§ EXCERPTED RECORDS

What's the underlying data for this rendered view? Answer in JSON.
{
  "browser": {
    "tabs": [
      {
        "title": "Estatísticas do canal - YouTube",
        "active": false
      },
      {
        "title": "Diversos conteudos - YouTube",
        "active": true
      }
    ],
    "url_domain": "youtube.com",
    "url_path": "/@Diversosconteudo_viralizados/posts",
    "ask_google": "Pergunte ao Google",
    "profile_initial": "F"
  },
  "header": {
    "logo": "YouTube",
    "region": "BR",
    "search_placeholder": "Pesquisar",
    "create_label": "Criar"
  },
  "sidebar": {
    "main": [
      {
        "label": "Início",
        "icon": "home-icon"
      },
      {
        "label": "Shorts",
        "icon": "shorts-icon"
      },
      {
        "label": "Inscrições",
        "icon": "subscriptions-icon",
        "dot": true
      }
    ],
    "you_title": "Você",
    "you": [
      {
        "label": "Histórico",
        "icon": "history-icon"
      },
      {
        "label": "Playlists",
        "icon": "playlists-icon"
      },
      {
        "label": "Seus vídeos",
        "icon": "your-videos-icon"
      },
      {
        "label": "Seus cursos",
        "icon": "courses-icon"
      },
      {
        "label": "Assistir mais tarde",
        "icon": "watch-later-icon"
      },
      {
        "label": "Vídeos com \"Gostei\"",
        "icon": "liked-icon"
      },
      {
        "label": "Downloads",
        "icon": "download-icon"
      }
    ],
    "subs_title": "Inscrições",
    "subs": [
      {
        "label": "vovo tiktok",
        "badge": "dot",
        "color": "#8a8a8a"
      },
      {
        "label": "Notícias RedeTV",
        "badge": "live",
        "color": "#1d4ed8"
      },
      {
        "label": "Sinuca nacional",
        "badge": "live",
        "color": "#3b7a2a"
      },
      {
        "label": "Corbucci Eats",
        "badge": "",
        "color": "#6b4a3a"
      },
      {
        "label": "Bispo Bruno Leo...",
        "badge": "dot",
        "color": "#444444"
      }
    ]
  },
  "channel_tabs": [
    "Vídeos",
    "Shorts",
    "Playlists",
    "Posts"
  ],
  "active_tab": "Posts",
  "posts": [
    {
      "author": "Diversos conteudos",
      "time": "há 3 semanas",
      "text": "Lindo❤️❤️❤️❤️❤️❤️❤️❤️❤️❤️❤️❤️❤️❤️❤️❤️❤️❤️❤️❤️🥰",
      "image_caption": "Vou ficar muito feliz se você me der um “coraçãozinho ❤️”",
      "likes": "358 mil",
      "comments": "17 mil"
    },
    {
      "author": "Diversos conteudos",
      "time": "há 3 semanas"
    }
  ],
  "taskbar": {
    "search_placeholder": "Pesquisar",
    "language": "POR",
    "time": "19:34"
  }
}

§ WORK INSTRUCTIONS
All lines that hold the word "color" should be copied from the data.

§ RESPONSE BOX
        "color": "#8a8a8a"
        "color": "#1d4ed8"
        "color": "#3b7a2a"
        "color": "#6b4a3a"
        "color": "#444444"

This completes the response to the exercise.